_Work order_: What you return must match the records word for word, except that pictures are dropped.

_Data for processing_:

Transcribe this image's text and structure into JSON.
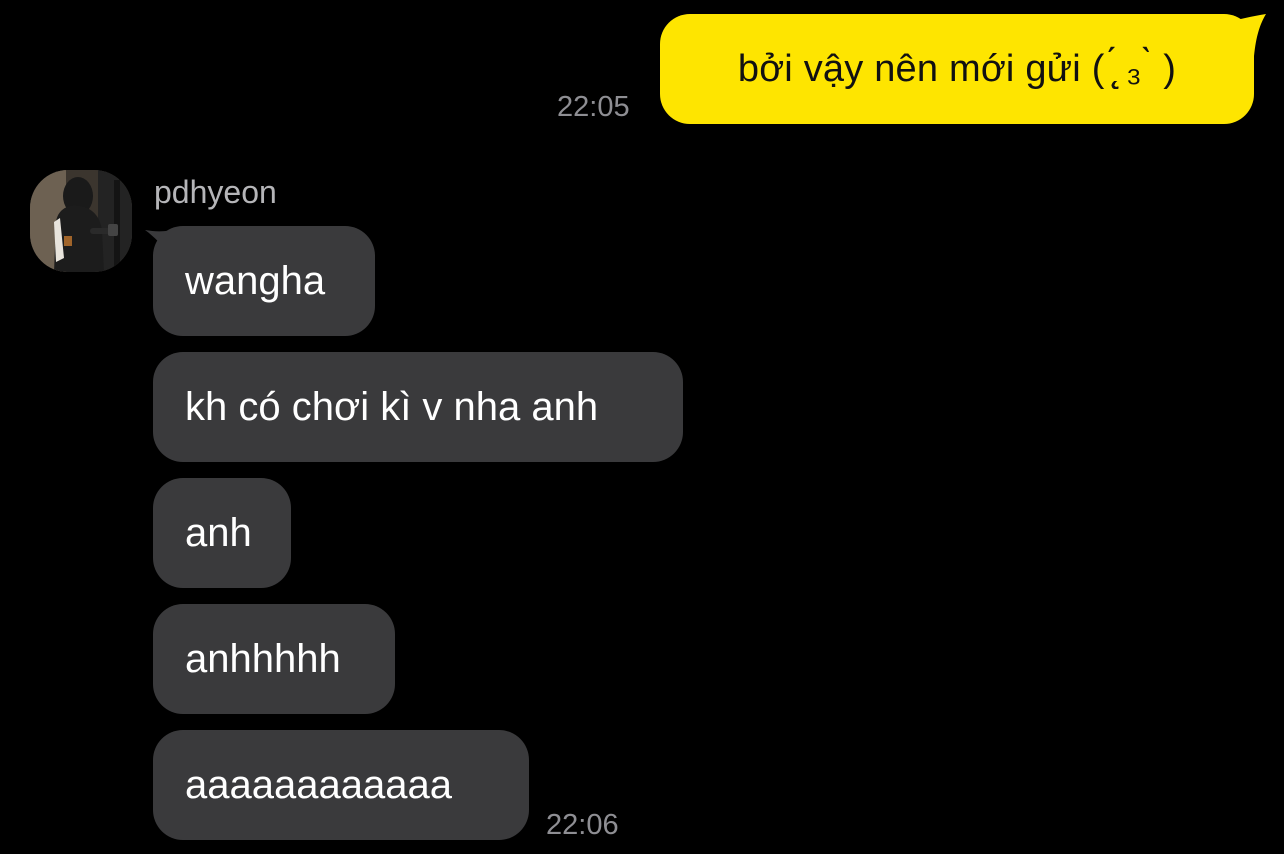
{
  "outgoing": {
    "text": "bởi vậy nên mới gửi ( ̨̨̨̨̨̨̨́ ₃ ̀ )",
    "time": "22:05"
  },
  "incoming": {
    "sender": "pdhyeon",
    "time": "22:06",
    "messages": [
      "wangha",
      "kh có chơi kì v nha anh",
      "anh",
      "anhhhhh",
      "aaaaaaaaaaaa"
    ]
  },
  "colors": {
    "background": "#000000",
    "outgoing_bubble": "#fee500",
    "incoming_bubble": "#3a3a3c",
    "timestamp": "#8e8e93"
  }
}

_Response to the exercise_:
Transcribe this image's text and structure into JSON.
{
  "outgoing": {
    "text": "bởi vậy nên mới gửi ( ̨̨̨̨̨̨̨́ ₃ ̀ )",
    "time": "22:05"
  },
  "incoming": {
    "sender": "pdhyeon",
    "time": "22:06",
    "messages": [
      "wangha",
      "kh có chơi kì v nha anh",
      "anh",
      "anhhhhh",
      "aaaaaaaaaaaa"
    ]
  },
  "colors": {
    "background": "#000000",
    "outgoing_bubble": "#fee500",
    "incoming_bubble": "#3a3a3c",
    "timestamp": "#8e8e93"
  }
}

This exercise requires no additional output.